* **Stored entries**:
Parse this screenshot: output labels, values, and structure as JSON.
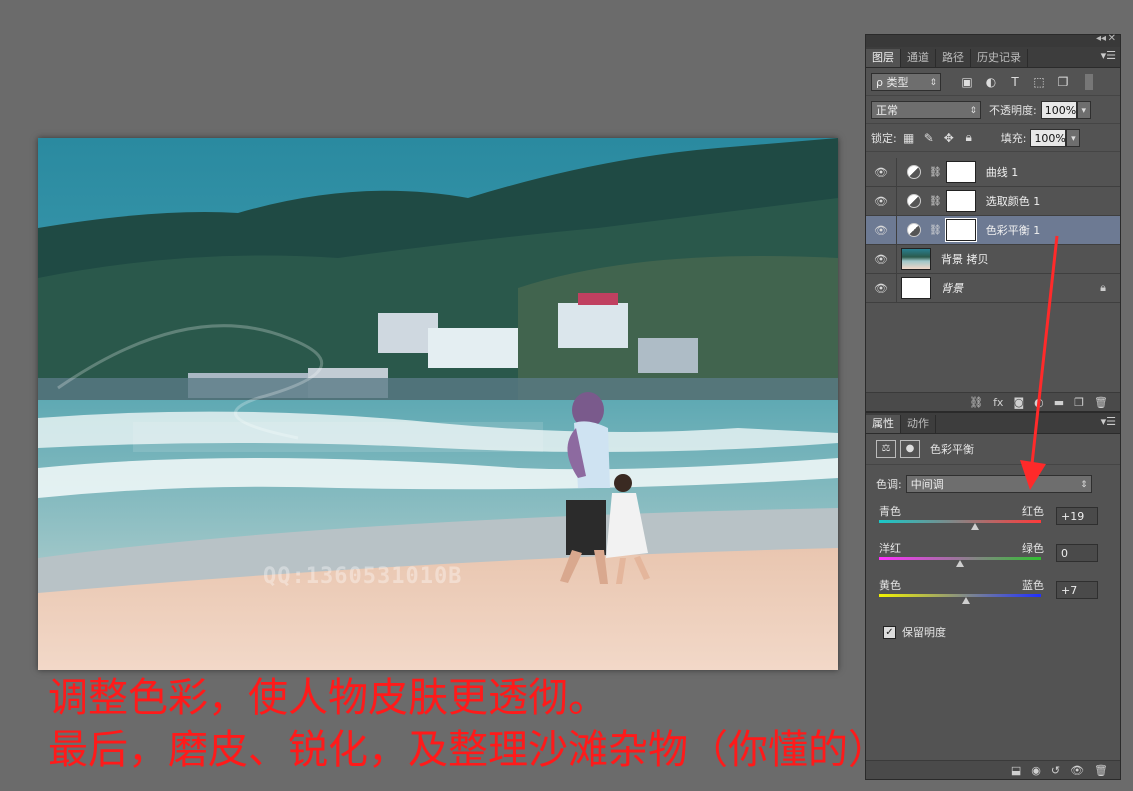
{
  "photo": {
    "watermark": "QQ:1360531010B"
  },
  "caption": {
    "line1": "调整色彩，使人物皮肤更透彻。",
    "line2": "最后，磨皮、锐化，及整理沙滩杂物（你懂的）"
  },
  "layers_panel": {
    "tabs": [
      "图层",
      "通道",
      "路径",
      "历史记录"
    ],
    "active_tab": 0,
    "filter_label": "ρ 类型",
    "blend_mode": "正常",
    "opacity_label": "不透明度:",
    "opacity_value": "100%",
    "lock_label": "锁定:",
    "fill_label": "填充:",
    "fill_value": "100%",
    "layers": [
      {
        "name": "曲线 1",
        "type": "adjustment",
        "selected": false
      },
      {
        "name": "选取颜色 1",
        "type": "adjustment",
        "selected": false
      },
      {
        "name": "色彩平衡 1",
        "type": "adjustment",
        "selected": true
      },
      {
        "name": "背景 拷贝",
        "type": "image",
        "selected": false
      },
      {
        "name": "背景",
        "type": "background",
        "selected": false
      }
    ]
  },
  "props_panel": {
    "tabs": [
      "属性",
      "动作"
    ],
    "title": "色彩平衡",
    "tone_label": "色调:",
    "tone_value": "中间调",
    "sliders": [
      {
        "left": "青色",
        "right": "红色",
        "value": "+19",
        "position": 0.59,
        "gradient": [
          "#18c9c9",
          "#ff3a3a"
        ]
      },
      {
        "left": "洋红",
        "right": "绿色",
        "value": "0",
        "position": 0.5,
        "gradient": [
          "#ff30ff",
          "#30c030"
        ]
      },
      {
        "left": "黄色",
        "right": "蓝色",
        "value": "+7",
        "position": 0.535,
        "gradient": [
          "#f3f300",
          "#2030ff"
        ]
      }
    ],
    "preserve_luminosity": "保留明度"
  },
  "colors": {
    "workspace": "#6b6b6b",
    "panel": "#535353",
    "selected_layer": "#6d7a93",
    "caption": "#ff1a1a",
    "arrow": "#ff2a2a"
  }
}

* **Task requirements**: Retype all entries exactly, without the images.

* **Your response**:
Parse this screenshot: output labels, values, and structure as JSON.
{
  "photo": {
    "watermark": "QQ:1360531010B"
  },
  "caption": {
    "line1": "调整色彩，使人物皮肤更透彻。",
    "line2": "最后，磨皮、锐化，及整理沙滩杂物（你懂的）"
  },
  "layers_panel": {
    "tabs": [
      "图层",
      "通道",
      "路径",
      "历史记录"
    ],
    "active_tab": 0,
    "filter_label": "ρ 类型",
    "blend_mode": "正常",
    "opacity_label": "不透明度:",
    "opacity_value": "100%",
    "lock_label": "锁定:",
    "fill_label": "填充:",
    "fill_value": "100%",
    "layers": [
      {
        "name": "曲线 1",
        "type": "adjustment",
        "selected": false
      },
      {
        "name": "选取颜色 1",
        "type": "adjustment",
        "selected": false
      },
      {
        "name": "色彩平衡 1",
        "type": "adjustment",
        "selected": true
      },
      {
        "name": "背景 拷贝",
        "type": "image",
        "selected": false
      },
      {
        "name": "背景",
        "type": "background",
        "selected": false
      }
    ]
  },
  "props_panel": {
    "tabs": [
      "属性",
      "动作"
    ],
    "title": "色彩平衡",
    "tone_label": "色调:",
    "tone_value": "中间调",
    "sliders": [
      {
        "left": "青色",
        "right": "红色",
        "value": "+19",
        "position": 0.59,
        "gradient": [
          "#18c9c9",
          "#ff3a3a"
        ]
      },
      {
        "left": "洋红",
        "right": "绿色",
        "value": "0",
        "position": 0.5,
        "gradient": [
          "#ff30ff",
          "#30c030"
        ]
      },
      {
        "left": "黄色",
        "right": "蓝色",
        "value": "+7",
        "position": 0.535,
        "gradient": [
          "#f3f300",
          "#2030ff"
        ]
      }
    ],
    "preserve_luminosity": "保留明度"
  },
  "colors": {
    "workspace": "#6b6b6b",
    "panel": "#535353",
    "selected_layer": "#6d7a93",
    "caption": "#ff1a1a",
    "arrow": "#ff2a2a"
  }
}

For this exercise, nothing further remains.